Prediction of "intent," "discrepancy with intent," and "discrepancy with nonintent" for the patient with chronic pain to return to work after treatment at a pain facility.
We previously determined that « intent » to return to work post pain facility treatment is the strongest predictor for actual return to work.
The purposes of the present study were the following :
to identify variables predicting « intent » ;
to predict membership in the « discrepant with intent » group [those chronic pain patients (CPPs) who do intend to return to work but do not] ;
and to predict membership in the « discrepant with nonintent » group (those CPPs who do not intend to return to work but do).
A total of 128 CPPs completed a series of rating scales and yes/no questions relating to their preinjury job perceptions and a question relating to « intent » to return to the same type of preinjury job post-pain facility treatment.
These CPPs were part of a grant study for prediction of return to work, and therefore their work status was determined at 1,3,6,12,18,24, and 30 months posttreatment.
Preinjury job perceptions and other demographic variables were utilized using stepwise discriminant analysis to identify variables predicting « intent » and predicting membership in the « discrepant with intent » and « discrepant with nonintent » groups.
Pain facility (multidisciplinary pain center).
Consecutive low back pain CPPs, mean age 41.66 ± 9.54 years, with the most frequent highest educational status being high school completion (54.7%) and 60.2% being worker compensation CPPs. (...)
Mots-clés Pascal : Lombalgie, Chronique, Reprise travail, Malade, Intention, Prise décision, Perception, Médecine travail, Facteur prédictif, Evolution, Traitement, Homme, Douleur, Système ostéoarticulaire pathologie, Rachis pathologie, Rachialgie, Centre antidouleur
Mots-clés Pascal anglais : Low back pain, Chronic, Back to work, Patient, Intention, Decision making, Perception, Occupational medicine, Predictive factor, Evolution, Treatment, Human, Pain, Diseases of the osteoarticular system, Spine disease, Rachialgia

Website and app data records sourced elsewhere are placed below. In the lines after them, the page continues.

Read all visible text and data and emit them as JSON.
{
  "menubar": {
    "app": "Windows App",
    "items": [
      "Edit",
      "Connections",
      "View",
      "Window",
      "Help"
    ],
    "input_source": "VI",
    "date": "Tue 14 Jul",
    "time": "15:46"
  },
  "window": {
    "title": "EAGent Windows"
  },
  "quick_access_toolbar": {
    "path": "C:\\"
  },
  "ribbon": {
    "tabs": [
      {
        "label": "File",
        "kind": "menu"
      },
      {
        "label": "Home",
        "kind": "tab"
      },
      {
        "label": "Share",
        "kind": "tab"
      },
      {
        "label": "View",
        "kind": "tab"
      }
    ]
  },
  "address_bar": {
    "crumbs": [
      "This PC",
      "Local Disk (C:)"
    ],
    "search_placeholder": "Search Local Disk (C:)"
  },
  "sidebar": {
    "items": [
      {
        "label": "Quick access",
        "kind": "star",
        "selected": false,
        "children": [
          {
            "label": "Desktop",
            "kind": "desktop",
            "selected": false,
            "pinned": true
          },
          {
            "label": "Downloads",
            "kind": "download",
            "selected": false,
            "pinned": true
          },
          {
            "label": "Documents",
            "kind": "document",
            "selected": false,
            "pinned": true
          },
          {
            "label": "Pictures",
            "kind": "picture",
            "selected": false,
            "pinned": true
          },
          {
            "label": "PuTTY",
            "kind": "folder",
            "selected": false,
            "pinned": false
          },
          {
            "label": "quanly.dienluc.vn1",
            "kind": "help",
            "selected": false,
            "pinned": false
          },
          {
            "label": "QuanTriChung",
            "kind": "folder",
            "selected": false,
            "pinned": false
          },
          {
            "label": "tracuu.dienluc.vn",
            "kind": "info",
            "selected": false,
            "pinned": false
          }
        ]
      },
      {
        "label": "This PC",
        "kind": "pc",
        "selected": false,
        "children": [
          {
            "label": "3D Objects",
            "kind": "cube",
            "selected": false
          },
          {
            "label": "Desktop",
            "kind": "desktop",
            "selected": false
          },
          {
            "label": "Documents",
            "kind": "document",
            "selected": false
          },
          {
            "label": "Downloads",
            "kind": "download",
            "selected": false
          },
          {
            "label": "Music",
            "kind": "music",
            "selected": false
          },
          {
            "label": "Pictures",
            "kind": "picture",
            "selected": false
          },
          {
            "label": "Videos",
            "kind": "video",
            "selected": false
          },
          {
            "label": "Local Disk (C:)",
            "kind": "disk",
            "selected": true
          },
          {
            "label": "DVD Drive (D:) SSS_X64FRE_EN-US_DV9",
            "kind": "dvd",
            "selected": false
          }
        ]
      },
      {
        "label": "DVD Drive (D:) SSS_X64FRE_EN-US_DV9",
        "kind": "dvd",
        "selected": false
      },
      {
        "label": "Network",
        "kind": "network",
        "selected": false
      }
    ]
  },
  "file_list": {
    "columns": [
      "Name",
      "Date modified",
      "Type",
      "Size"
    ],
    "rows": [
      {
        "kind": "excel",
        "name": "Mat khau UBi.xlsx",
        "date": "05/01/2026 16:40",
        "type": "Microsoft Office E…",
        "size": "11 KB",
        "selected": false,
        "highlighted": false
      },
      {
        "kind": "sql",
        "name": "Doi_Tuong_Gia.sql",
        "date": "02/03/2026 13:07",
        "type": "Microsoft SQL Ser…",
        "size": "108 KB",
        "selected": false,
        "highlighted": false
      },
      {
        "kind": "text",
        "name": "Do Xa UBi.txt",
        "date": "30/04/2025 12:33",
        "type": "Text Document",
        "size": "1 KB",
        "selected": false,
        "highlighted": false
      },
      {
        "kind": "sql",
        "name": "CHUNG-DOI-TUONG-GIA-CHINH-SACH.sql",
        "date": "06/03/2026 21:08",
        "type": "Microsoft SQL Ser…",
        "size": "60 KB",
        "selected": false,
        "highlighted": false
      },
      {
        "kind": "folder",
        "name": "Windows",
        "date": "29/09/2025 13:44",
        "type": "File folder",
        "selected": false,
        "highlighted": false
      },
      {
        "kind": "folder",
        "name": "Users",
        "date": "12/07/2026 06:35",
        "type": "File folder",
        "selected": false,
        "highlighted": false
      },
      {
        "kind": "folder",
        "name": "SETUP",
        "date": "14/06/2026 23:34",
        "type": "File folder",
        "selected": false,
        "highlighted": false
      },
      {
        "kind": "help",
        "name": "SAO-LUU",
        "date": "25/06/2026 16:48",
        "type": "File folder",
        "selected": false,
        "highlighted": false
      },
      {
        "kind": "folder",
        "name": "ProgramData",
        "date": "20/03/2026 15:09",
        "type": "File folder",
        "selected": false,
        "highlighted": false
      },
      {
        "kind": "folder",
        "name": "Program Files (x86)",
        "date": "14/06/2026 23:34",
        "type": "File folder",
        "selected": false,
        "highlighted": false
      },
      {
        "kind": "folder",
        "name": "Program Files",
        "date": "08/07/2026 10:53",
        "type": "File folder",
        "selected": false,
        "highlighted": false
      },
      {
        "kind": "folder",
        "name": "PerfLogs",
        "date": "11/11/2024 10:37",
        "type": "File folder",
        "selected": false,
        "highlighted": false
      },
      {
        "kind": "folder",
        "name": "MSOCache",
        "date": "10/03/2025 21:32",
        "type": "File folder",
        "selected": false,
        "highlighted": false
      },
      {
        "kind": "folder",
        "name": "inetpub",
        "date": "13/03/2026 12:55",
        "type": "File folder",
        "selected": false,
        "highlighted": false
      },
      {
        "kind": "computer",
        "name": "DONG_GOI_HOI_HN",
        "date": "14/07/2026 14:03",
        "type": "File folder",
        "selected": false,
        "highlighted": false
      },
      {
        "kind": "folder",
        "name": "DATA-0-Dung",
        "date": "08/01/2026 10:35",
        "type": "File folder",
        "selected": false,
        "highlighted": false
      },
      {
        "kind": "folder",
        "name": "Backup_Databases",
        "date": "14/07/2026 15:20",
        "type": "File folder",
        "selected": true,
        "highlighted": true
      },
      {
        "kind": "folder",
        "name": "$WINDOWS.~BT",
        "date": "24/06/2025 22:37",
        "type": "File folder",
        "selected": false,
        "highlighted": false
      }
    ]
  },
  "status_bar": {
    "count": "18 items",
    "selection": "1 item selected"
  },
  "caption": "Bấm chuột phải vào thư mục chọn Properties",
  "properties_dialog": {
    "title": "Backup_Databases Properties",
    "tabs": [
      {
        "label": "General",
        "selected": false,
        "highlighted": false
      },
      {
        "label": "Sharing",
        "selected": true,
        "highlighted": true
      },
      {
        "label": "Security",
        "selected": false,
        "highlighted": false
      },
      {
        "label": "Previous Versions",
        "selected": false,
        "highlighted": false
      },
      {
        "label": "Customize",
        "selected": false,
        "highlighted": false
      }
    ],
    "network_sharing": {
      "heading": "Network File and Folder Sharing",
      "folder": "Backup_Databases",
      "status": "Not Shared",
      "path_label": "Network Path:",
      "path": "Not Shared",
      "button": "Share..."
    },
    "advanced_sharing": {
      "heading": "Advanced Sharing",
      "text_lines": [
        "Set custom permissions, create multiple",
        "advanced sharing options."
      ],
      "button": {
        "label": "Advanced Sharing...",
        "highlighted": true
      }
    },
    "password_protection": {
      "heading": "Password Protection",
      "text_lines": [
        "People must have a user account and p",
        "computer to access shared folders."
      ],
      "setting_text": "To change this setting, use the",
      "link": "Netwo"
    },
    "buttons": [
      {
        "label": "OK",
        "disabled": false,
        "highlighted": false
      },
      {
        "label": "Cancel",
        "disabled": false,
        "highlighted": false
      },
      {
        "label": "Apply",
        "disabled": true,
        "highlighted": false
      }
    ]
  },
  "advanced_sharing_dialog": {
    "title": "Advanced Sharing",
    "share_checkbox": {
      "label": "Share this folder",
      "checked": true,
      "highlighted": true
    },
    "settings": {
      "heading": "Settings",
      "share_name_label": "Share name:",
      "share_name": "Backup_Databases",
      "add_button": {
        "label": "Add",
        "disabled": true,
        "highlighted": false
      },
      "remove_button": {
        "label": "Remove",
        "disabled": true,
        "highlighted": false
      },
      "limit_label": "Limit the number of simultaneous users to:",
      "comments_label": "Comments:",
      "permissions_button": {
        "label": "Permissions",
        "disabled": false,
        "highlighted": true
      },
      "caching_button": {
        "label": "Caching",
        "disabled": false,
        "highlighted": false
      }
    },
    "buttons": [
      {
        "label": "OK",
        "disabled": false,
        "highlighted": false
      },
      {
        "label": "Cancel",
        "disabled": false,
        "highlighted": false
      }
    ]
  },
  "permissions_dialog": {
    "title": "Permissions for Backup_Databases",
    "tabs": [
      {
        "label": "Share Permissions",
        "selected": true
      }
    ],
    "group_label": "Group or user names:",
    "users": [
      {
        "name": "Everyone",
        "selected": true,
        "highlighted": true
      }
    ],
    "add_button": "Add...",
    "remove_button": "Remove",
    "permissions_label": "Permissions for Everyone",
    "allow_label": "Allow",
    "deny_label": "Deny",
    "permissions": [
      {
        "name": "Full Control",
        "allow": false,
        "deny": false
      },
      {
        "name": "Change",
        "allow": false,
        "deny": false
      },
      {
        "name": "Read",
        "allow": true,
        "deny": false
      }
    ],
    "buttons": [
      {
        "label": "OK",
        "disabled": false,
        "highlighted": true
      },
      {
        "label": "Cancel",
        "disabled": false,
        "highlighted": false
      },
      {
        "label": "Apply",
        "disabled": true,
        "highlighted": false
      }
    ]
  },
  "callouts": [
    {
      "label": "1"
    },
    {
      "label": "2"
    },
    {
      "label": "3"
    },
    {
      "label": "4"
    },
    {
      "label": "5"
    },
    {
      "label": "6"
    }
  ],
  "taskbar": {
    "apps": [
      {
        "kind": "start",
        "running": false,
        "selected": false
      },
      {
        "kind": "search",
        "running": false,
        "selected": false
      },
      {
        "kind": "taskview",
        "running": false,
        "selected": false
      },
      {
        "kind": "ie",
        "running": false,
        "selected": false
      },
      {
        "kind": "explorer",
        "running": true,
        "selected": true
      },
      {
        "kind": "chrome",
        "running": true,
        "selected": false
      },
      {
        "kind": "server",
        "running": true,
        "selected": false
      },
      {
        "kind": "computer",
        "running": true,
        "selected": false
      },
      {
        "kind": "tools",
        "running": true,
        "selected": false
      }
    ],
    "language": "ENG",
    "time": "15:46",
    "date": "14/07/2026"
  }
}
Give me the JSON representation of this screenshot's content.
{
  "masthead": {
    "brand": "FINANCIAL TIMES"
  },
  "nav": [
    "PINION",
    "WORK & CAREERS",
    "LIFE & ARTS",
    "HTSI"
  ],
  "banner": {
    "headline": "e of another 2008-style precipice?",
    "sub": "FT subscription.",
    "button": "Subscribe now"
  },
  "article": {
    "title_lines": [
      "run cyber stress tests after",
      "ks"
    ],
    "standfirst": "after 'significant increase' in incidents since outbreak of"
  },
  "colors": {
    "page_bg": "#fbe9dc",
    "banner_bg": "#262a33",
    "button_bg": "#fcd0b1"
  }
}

Notice produite par :
Inist-CNRS - Institut de l'Information Scientifique et Technique
Cote : 99-0320766
Code Inist : 002B27A03. Création : 16/11/1999.